Imagine this. You’re in a restaurant and having a great time with a group of friends. The waiter comes to deliver your meal and gently places a bowl of white rice in front of a friend. The friend, who has just returned from a long trip, explodes. He berates the waiter and becomes belligerent, angry, and almost violent.
At the very least, you’d probably find the situation to be odd. You might wonder what has gotten into your friend while he was away. More likely, you would scrutinize the behavior and walk away with a negative impression of the fellow. If you’re assertive, you may be outraged and decide to put him in his place.
Unless you knew the backstory.
A story much like this is recounted in the book Unbroken, which chronicles the life of Louis Zamperini and his fellow prisoners of war during World War II (Zamperini, who recently passed away at the age of 97, was also an Olympic runner).

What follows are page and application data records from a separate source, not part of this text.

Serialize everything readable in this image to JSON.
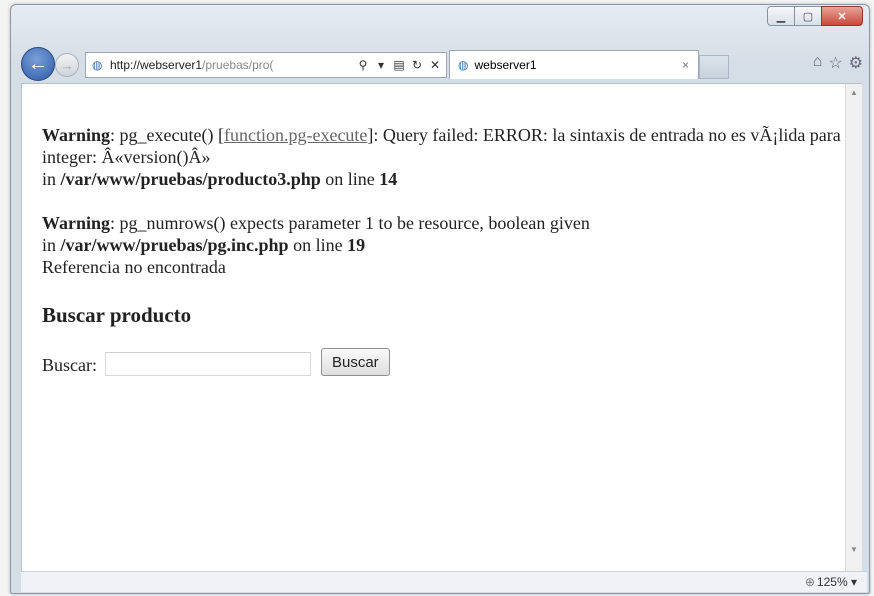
{
  "window": {
    "caption_buttons": [
      "minimize",
      "maximize",
      "close"
    ]
  },
  "nav": {
    "address_host": "http://webserver1",
    "address_path": "/pruebas/pro(",
    "tab_title": "webserver1",
    "tab_close": "×"
  },
  "content": {
    "warning1": {
      "label": "Warning",
      "before_link": ": pg_execute() [",
      "link": "function.pg-execute",
      "after_link": "]: Query failed: ERROR: la sintaxis de entrada no es vÃ¡lida para integer: Â«version()Â»",
      "in_word": "in ",
      "path": "/var/www/pruebas/producto3.php",
      "on_line": " on line ",
      "line": "14"
    },
    "warning2": {
      "label": "Warning",
      "message": ": pg_numrows() expects parameter 1 to be resource, boolean given",
      "in_word": "in ",
      "path": "/var/www/pruebas/pg.inc.php",
      "on_line": " on line ",
      "line": "19"
    },
    "not_found": "Referencia no encontrada",
    "heading": "Buscar producto",
    "search_label": "Buscar:",
    "search_value": "",
    "search_button": "Buscar"
  },
  "status": {
    "zoom": "125%"
  }
}
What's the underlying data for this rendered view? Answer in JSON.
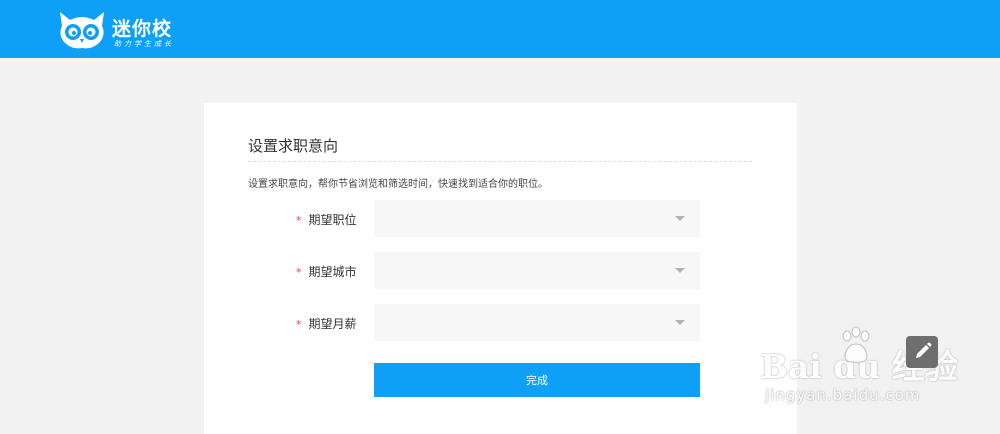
{
  "header": {
    "logo_name": "迷你校",
    "logo_slogan": "助力学生成长"
  },
  "card": {
    "title": "设置求职意向",
    "description": "设置求职意向，帮你节省浏览和筛选时间，快速找到适合你的职位。",
    "fields": [
      {
        "required_mark": "*",
        "label": "期望职位",
        "value": ""
      },
      {
        "required_mark": "*",
        "label": "期望城市",
        "value": ""
      },
      {
        "required_mark": "*",
        "label": "期望月薪",
        "value": ""
      }
    ],
    "submit_label": "完成"
  },
  "watermark": {
    "brand": "Bai du 经验",
    "url": "jingyan.baidu.com"
  },
  "colors": {
    "brand_blue": "#0ea0f6",
    "required_red": "#e9484a",
    "page_bg": "#f2f2f2",
    "select_bg": "#f7f7f7"
  }
}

If you’ve read the story of their survival, in what can only be described as the most brutal of conditions, you would most likely read this passage with compassion rather than outrage. You would understand the psychological war that they had been part of and why rice might bring back horrific memories of war and life in a psychologically and physically abusive prisoner camp.
Context matters. Yet, so often, we make judgments about people without knowing the context. Likewise, we often allow our relationships to become soured when we react to an innocent situation that others may not understand. Instead of swallowing our pride and admitting we were wrong and acting out of turn, we justify our behavior and claim “they don’t understand.”
This past week Teresa set me off. She didn’t realize how hurtful an innocent comment that she made was to me. My reaction, while inappropriate, was prompted by defensiveness that I had built up over time. I exploded in anger. She shut down, having no idea why I exploded. To her, her comment was simply white rice. To me, it was a reminder of a brutal time in my life.
These types of situations can quickly turn into a downward spiral. Luckily, Teresa and I had just finished reading Unbroken the day before. Over the next few days, we were able to see the situation for what it was and break the cycle.
What is your bowl of rice? What actions or words “set you off”? How can you prevent that from happening and see people’s actions for what they really are?
Do you give others the benefit of the doubt, or do you assume that you know everything about them and why they act the way they do? Do you ever take time to try to understand what sets others off and what perceptions they have?
By understanding the context within which we, and others, operate, we are able to navigate relationships more easily and give others the benefit of the doubt.
Give it a try.